> _About this task_: Scan the data below and state how many of its lines contain the word "January", giving only the figure.

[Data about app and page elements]
————————
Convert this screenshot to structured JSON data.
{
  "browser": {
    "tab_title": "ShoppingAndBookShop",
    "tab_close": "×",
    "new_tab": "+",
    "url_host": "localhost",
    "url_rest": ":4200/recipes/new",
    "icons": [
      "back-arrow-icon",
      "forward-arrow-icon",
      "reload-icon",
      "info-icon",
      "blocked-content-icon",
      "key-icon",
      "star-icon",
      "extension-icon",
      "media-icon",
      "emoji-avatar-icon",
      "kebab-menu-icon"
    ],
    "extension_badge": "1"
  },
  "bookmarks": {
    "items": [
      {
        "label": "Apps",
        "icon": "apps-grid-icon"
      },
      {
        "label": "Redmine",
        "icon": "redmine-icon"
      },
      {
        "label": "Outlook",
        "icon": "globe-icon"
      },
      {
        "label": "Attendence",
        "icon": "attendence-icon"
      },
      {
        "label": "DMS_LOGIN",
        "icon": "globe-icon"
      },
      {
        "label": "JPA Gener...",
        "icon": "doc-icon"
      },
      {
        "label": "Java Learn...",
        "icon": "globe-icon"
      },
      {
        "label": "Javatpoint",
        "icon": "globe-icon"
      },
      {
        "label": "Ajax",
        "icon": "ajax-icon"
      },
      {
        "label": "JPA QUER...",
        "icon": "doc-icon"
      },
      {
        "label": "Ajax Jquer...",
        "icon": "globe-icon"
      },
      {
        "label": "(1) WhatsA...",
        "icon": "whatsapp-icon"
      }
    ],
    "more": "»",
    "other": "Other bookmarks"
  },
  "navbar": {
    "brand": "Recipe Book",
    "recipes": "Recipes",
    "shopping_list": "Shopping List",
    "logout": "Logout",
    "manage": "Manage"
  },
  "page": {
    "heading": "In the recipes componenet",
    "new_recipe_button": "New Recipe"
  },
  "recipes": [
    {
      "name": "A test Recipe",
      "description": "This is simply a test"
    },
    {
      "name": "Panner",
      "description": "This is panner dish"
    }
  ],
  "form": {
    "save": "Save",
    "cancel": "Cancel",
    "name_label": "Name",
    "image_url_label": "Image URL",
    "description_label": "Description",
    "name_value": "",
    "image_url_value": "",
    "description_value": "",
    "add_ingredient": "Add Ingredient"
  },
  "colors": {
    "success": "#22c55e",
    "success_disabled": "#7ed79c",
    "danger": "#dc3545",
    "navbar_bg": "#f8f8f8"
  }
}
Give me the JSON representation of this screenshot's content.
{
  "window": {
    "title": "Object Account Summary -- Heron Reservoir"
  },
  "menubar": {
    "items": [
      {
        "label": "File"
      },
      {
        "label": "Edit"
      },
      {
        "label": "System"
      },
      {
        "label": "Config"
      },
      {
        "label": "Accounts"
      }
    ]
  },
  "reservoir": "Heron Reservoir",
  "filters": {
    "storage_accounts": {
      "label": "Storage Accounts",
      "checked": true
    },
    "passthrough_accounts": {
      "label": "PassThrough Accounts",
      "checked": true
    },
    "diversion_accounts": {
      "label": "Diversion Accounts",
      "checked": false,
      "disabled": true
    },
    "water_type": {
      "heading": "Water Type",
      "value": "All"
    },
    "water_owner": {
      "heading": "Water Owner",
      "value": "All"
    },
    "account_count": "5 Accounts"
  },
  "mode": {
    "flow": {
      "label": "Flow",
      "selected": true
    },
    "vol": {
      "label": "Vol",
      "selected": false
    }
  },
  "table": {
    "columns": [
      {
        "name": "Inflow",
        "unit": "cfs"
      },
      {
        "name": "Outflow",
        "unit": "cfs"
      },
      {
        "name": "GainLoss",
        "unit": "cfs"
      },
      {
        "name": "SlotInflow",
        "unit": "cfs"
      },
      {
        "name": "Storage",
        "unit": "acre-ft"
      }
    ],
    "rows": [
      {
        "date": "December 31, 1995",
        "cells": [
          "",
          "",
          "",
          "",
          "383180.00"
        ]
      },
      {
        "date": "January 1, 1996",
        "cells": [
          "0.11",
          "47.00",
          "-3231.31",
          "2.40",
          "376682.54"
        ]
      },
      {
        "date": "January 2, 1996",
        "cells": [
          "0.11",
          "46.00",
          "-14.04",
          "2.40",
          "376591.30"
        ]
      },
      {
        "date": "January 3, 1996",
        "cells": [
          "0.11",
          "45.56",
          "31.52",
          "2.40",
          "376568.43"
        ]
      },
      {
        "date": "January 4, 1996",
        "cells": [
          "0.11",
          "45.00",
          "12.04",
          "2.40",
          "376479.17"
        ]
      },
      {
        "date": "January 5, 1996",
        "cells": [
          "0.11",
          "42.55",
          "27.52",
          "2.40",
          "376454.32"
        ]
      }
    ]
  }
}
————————
> _Reply_: 5